The “city of merchants” has been transformed into a tax-free culture of builders and buyers. Nothing better enshrines this consumerism than the annual month-long Dubai Shopping Festival. Walk away with keys to a Lexus or a 1kg gold bar at daily raffles during the event, which last winter drew 3.3 million visitors. Not even Ramadan can escape commercial undertones, with midnight mall hours compensating for daytime closure.

Traditional commerce thrives at the gold, spice and fish souks. Here, in the narrow lanes on the Deira side of Dubai Creek, tourists pan for gold jewelry at some of the lowest prices in the world. Still can’t afford the real McCoy? For the best selection of designer knock-offs and cheap souvenirs, hail a cab to Karama souq in the Indo-Pakistani neighborhood. Bargain hard.

In this land of superlatives, the reigning icon is the seven-star Burj Al Arab, the world’s tallest and most luxurious hotel (for now). Inside this sail-inspired structure, visitors are sprayed with rosewater before ascending escalators flanked by aquariums. Everything shimmers, from golden wastepaper cans to elevator banks. Have a drink at the Skyview bar, or spend the night (from $1,333 with private butler).

Despite scorching summers above 40°C, snow in the desert is a mirage no longer. This month, Ski Dubai opened as the world’s largest indoor snow park with five trails, a quarter-pipe snowboard area and, this being Arabia, a flying carpet lift.

The Past


Dubai may not possess Old World charm, but some cultural alternatives exist to its sleek modernity.

First stop should be the Dubai Museum housed in Al-Fahidi Fort, dating from the late 1700s. Dioramas and a recreation of a Bedouin village showcase local history, ecology and demographics. Brush up on camel facts, and don’t miss the sharkskin shield and goatskin bagpipes with goat-hair tassels.

Sheikh Saeed al-Maktoum’s restored house from 1896 exhibits an impressive collection of photos documenting Dubai as a backwater fishing and pearling village before the discovery of oil in the ’60s forever altered the landscape.

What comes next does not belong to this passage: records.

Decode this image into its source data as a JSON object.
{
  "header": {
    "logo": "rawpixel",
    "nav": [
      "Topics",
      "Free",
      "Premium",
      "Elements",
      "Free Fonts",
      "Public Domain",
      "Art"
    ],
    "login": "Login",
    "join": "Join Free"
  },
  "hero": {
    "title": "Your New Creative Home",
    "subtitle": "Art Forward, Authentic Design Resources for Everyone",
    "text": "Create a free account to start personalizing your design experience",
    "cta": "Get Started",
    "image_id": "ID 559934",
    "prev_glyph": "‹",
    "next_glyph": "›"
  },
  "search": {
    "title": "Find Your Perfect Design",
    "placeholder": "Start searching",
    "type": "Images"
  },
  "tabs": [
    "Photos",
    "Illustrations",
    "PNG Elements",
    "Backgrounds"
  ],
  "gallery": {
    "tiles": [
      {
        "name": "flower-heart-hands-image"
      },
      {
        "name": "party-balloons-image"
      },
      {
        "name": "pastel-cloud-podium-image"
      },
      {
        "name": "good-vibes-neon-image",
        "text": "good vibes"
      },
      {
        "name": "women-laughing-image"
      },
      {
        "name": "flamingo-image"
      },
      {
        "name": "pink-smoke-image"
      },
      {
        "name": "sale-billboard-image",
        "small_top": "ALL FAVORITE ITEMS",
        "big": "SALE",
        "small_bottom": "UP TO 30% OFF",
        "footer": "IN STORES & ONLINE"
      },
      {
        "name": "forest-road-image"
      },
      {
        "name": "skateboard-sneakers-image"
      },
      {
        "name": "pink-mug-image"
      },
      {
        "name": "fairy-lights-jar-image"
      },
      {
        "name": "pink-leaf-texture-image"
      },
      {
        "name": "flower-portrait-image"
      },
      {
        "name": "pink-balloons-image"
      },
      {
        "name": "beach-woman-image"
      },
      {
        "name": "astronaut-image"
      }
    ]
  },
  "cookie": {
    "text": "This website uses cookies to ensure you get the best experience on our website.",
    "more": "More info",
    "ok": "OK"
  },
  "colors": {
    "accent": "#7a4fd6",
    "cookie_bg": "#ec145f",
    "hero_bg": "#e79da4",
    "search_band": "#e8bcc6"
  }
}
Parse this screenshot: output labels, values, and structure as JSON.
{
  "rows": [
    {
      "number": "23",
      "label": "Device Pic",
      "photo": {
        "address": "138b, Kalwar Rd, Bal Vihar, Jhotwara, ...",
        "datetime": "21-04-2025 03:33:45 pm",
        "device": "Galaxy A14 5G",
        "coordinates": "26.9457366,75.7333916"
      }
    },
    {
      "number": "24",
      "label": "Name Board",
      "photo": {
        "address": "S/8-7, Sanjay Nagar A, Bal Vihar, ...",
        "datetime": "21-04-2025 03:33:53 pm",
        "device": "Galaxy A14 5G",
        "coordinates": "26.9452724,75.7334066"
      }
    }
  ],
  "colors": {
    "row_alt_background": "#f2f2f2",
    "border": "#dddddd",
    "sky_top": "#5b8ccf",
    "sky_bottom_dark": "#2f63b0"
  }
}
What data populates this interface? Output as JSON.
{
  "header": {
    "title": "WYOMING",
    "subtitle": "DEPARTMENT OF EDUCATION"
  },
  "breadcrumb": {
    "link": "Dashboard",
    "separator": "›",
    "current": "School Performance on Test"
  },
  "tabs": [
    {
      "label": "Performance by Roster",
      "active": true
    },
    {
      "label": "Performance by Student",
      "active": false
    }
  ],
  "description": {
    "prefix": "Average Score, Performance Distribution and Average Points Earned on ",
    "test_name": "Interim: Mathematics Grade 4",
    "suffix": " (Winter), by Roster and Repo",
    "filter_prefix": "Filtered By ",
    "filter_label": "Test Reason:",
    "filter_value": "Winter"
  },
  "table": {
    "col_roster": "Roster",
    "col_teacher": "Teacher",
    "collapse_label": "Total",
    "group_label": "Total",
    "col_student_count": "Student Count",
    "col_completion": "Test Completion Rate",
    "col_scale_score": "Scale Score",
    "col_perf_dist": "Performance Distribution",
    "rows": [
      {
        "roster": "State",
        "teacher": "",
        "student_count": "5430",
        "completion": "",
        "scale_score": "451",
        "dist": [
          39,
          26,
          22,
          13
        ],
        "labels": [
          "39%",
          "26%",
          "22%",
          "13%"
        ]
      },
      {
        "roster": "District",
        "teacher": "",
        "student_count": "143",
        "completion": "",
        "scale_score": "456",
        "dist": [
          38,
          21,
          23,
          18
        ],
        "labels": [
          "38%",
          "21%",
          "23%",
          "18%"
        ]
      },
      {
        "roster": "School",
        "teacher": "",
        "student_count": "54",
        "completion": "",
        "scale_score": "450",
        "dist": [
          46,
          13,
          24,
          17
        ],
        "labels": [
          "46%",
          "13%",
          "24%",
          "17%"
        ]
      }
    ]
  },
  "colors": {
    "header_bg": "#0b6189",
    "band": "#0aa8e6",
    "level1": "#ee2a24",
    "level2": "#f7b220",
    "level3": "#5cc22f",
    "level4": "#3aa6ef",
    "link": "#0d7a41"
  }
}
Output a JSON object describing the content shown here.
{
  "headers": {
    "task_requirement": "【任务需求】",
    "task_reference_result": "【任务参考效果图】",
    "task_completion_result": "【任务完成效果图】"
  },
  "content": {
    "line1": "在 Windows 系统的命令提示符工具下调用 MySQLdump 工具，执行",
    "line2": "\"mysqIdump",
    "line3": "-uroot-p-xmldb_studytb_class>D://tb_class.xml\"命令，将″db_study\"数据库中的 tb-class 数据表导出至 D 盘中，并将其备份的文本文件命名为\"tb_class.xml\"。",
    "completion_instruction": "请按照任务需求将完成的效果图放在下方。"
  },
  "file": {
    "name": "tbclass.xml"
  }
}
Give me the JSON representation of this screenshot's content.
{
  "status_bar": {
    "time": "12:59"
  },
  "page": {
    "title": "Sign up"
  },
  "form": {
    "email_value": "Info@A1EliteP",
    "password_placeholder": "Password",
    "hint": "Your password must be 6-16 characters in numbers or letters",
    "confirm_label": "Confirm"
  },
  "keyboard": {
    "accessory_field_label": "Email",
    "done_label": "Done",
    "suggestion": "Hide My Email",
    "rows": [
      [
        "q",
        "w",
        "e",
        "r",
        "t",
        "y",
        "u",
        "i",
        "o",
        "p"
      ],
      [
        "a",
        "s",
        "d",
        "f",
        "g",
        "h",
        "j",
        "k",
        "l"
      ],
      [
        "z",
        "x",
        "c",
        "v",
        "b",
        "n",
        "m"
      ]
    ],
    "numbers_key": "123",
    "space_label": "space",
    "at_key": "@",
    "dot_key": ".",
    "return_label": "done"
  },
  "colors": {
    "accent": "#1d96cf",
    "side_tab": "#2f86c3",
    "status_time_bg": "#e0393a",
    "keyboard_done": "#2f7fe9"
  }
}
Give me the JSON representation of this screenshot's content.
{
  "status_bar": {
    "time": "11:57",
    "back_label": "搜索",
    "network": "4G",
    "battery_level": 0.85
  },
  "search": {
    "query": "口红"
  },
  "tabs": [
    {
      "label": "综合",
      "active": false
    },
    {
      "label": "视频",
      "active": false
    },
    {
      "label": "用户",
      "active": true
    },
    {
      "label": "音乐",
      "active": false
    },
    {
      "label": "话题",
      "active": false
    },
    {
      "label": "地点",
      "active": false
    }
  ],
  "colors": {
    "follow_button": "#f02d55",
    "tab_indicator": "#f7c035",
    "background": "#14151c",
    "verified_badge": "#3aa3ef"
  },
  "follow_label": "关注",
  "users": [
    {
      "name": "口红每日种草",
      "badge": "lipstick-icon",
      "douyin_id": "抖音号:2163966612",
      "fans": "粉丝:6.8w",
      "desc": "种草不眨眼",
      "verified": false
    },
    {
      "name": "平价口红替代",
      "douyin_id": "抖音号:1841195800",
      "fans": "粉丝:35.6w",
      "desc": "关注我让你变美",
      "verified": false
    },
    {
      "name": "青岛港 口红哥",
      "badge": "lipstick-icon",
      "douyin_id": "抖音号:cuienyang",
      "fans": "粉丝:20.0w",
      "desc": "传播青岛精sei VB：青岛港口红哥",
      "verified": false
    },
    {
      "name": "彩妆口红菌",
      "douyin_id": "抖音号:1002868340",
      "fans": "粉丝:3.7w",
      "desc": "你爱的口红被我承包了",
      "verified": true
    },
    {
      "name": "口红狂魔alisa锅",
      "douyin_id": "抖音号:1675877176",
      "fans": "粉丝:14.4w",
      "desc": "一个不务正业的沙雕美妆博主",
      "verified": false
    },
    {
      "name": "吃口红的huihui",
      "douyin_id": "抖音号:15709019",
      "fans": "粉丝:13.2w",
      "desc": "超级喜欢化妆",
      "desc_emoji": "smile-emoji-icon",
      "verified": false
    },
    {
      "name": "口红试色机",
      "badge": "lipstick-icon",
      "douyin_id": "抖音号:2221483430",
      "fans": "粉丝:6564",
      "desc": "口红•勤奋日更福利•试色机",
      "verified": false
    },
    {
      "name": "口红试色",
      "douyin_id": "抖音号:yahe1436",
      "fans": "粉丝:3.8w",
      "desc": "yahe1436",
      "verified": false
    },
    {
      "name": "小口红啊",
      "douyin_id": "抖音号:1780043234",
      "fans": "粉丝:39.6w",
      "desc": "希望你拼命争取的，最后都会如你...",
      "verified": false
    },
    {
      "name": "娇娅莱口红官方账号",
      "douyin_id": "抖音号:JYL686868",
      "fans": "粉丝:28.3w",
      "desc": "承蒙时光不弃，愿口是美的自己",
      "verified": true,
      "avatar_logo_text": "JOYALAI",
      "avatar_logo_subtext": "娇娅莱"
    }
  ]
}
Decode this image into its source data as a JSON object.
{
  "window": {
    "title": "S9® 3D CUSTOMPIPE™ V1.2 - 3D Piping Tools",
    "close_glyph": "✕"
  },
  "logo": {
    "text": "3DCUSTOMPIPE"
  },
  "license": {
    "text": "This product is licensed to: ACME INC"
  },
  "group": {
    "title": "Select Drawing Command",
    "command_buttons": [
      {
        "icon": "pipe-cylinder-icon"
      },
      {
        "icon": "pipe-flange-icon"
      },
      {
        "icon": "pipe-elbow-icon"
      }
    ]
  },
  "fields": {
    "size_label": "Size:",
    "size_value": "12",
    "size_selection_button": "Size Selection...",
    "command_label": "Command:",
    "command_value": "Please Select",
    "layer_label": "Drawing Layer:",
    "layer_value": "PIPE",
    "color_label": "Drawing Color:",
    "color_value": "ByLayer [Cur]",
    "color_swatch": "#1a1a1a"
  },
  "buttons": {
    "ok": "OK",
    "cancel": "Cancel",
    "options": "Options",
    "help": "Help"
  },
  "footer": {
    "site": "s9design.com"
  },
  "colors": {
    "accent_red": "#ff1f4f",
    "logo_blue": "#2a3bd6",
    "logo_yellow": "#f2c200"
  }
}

The Bastakia Quarter, once home to wealthy Iranian merchants, is now preserved as a historic district with a few galleries. Houses feature courtyards and distinctive wind towers, which funneled breezes into bedrooms. Wandering Bastakia’s passageways at dusk is especially tranquil, disturbed only by prayer-goers on their way to mosques. Echoes of the muezzin remind visitors of this land’s Islamic roots.

Dubai’s extravagant image shouldn’t deter those without pocketbooks of gold, as the city is rewarding on any budget. Taxis are an affordable necessity. Rickety abras ferries carry boatloads of commuters and tourists across the creek for pocket change. Middle Eastern and Indian cuisines are served in generous portions at cafeterias.

In Dubai, the past is ancient history, the present was yesterday, and the future is now. Aside from year-round sunshine and shopping, one more thing’s for sure—guidebooks will require frequent updating.

Travel Tips
JAL offers daily nonstop flights to Dubai from Osaka. Five-star accommodations cluster seaside in Jumeirah and along Sheikh Zayed Road, as the party capital of the Arab world draws a cosmopolitan, multilingual crowd with international DJs to these hotel venues. Dress conservatively when in public. Beat the heat and travel from December through February, when the average temperature is 25C. The weekend is Thu-Fri, and businesses and attractions often close 1-4pm. Dubai buzzes during the 11th annual Shopping Festival, through Feb 4. Lonely Planet Dubai makes for a trusty travel companion.